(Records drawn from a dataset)
-- Opening Marker --
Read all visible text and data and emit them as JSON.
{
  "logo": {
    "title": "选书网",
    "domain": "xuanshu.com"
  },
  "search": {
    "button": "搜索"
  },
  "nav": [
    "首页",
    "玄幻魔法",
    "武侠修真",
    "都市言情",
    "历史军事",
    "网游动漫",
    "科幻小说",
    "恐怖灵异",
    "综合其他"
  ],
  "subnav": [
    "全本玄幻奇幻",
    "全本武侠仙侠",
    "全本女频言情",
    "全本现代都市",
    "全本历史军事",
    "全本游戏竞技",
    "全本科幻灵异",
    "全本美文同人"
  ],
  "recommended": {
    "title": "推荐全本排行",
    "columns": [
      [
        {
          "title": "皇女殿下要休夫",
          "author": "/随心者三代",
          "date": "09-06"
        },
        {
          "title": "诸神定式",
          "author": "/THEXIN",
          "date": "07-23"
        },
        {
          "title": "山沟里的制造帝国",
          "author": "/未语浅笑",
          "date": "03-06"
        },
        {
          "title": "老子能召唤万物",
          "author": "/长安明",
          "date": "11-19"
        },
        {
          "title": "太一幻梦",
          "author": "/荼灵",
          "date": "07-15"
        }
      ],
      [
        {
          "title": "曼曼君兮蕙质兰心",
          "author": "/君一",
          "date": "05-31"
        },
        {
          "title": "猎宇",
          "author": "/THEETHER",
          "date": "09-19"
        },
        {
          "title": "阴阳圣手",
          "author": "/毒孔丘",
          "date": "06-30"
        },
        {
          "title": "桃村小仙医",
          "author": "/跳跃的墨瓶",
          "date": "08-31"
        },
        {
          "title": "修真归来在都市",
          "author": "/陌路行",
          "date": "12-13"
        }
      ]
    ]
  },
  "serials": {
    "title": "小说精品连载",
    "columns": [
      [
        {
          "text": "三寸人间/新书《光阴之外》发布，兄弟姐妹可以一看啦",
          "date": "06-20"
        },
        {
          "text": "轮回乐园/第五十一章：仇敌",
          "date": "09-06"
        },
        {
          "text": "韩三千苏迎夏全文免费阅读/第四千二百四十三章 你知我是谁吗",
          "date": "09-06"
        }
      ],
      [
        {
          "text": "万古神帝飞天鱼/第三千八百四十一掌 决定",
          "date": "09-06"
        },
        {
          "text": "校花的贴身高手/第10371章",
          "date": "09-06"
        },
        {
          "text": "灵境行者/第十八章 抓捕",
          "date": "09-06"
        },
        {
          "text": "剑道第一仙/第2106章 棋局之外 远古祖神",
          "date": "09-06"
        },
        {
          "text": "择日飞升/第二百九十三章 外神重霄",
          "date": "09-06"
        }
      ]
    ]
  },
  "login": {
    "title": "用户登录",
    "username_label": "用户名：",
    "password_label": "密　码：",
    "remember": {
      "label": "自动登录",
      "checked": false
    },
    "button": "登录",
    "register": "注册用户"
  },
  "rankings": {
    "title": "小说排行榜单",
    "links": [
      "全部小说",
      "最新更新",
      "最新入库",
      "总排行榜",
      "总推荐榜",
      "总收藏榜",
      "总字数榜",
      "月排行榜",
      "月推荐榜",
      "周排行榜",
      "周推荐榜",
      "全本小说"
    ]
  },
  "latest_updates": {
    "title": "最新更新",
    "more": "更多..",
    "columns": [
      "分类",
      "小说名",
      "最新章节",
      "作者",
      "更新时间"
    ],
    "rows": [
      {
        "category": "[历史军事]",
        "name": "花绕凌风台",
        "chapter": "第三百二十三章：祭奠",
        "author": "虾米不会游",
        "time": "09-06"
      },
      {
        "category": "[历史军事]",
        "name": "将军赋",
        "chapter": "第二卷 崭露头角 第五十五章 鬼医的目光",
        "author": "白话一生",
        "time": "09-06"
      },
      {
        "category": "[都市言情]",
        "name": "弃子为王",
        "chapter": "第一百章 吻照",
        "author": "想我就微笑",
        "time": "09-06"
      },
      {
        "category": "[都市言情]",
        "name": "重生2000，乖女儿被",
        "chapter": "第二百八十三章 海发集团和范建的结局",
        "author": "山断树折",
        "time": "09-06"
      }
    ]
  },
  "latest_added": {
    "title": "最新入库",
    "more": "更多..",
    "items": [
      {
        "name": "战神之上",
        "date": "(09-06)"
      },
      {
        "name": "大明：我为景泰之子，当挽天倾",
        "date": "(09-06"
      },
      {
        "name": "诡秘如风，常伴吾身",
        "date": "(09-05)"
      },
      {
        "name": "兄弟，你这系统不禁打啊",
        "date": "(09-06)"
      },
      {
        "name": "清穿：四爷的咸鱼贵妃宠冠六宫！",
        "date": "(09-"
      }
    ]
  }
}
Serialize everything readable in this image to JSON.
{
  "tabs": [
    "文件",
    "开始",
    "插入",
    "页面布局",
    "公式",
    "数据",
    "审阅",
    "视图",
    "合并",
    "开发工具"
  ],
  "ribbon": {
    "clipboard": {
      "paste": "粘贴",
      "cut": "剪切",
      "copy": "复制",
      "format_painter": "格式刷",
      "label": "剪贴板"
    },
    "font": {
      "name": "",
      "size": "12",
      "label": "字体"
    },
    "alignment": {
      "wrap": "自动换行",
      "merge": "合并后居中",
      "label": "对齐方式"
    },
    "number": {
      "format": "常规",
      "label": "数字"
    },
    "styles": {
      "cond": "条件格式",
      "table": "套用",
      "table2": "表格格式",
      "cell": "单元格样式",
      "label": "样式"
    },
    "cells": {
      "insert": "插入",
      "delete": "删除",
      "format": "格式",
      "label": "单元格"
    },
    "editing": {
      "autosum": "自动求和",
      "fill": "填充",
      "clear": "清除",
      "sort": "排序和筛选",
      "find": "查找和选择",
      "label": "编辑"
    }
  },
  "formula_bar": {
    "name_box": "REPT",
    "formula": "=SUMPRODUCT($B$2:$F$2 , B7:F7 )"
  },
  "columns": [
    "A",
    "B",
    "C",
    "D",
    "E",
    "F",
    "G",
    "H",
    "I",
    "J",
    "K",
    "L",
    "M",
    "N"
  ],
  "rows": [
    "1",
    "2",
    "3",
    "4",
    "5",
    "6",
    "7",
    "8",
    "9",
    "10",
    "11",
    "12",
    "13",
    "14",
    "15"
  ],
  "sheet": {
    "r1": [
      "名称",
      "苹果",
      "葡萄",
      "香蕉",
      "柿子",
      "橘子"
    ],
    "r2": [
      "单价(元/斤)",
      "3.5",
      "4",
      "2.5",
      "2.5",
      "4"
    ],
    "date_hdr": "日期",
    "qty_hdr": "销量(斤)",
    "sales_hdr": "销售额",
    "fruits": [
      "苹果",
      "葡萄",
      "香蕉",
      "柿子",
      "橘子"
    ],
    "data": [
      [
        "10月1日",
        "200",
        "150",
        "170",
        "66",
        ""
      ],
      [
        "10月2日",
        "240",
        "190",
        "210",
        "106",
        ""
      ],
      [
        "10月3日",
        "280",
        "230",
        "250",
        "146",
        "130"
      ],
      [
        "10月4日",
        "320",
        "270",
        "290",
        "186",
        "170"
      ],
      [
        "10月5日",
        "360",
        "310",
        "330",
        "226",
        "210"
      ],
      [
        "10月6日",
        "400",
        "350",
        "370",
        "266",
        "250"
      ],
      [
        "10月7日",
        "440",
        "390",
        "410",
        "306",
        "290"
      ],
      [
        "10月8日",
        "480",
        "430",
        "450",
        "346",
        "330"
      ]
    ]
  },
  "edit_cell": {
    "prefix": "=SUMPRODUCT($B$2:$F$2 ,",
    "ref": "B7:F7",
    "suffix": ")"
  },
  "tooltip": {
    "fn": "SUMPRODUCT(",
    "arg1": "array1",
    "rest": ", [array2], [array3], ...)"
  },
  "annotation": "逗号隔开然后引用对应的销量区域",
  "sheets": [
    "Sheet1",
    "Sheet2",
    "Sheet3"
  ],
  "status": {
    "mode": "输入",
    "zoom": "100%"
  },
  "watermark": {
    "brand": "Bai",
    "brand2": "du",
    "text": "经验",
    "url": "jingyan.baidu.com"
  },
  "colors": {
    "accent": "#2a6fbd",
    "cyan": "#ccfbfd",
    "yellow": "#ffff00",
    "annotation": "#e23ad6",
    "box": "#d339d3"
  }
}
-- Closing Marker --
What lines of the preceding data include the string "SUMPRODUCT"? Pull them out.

    "formula": "=SUMPRODUCT($B$2:$F$2 , B7:F7 )"
    "prefix": "=SUMPRODUCT($B$2:$F$2 ,",
    "fn": "SUMPRODUCT(",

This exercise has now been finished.